PROBLEM DETAILS:
Going through the data below, copy out each line where the word "placeholder" shows up.

MATERIAL FOR THIS EXERCISE:
------

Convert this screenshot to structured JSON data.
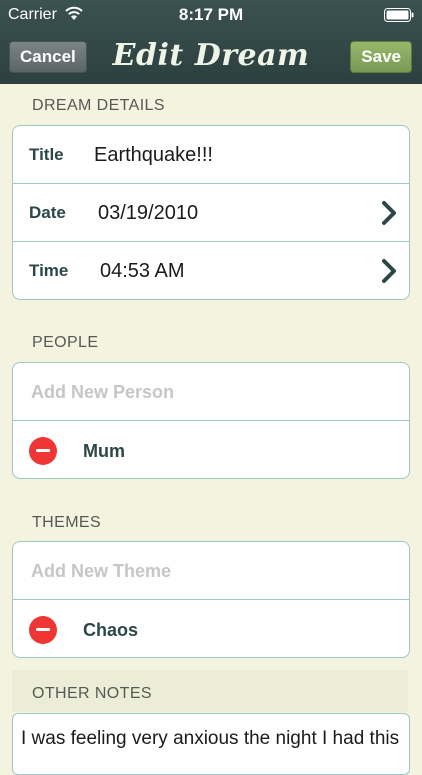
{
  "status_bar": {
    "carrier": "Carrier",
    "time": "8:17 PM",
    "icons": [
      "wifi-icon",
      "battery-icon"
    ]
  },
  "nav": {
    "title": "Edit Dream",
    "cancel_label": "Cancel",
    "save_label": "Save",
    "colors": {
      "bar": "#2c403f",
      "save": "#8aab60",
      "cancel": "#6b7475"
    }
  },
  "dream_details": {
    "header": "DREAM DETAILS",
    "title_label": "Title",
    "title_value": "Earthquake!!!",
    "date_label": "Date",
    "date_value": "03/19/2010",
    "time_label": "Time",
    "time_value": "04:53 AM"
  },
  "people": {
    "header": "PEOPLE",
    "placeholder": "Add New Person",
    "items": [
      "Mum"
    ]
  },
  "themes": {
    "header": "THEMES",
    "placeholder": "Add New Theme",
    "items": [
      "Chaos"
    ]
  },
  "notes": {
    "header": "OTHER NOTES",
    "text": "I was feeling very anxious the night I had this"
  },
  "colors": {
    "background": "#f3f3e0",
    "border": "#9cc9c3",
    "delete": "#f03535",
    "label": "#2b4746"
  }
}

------

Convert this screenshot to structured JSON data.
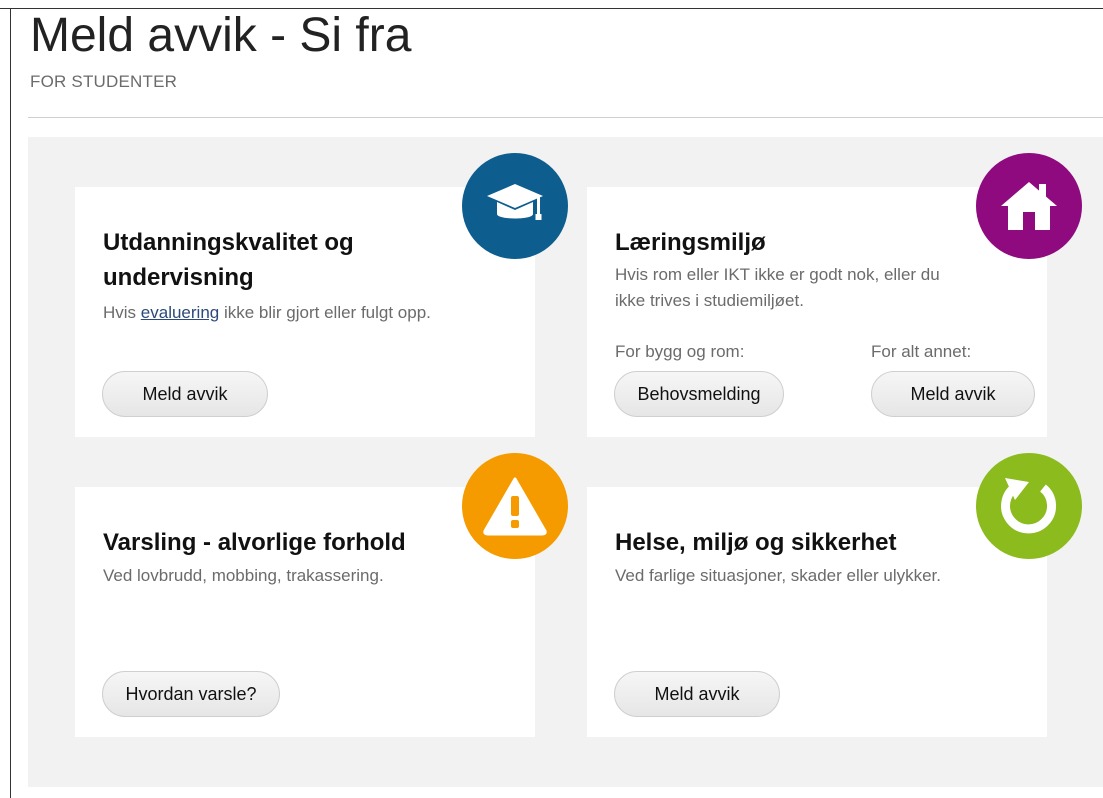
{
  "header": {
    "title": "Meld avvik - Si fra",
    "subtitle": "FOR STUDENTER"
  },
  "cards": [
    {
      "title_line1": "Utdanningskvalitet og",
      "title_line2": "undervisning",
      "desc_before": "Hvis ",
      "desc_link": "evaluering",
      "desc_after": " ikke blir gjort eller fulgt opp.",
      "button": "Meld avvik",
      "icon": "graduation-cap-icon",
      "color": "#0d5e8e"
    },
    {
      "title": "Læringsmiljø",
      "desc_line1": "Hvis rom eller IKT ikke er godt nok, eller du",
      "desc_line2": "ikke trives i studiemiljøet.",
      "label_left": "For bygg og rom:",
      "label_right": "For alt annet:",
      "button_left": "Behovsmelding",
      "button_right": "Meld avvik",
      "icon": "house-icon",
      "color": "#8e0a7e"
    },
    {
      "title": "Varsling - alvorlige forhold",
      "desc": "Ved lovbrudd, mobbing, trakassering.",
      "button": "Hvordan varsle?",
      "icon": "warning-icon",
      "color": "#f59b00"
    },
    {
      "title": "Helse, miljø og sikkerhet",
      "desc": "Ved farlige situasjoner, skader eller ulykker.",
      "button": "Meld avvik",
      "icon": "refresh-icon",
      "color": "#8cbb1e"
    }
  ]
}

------

SOLUTION TO THIS PROBLEM:
    "placeholder": "Add New Person",
    "placeholder": "Add New Theme",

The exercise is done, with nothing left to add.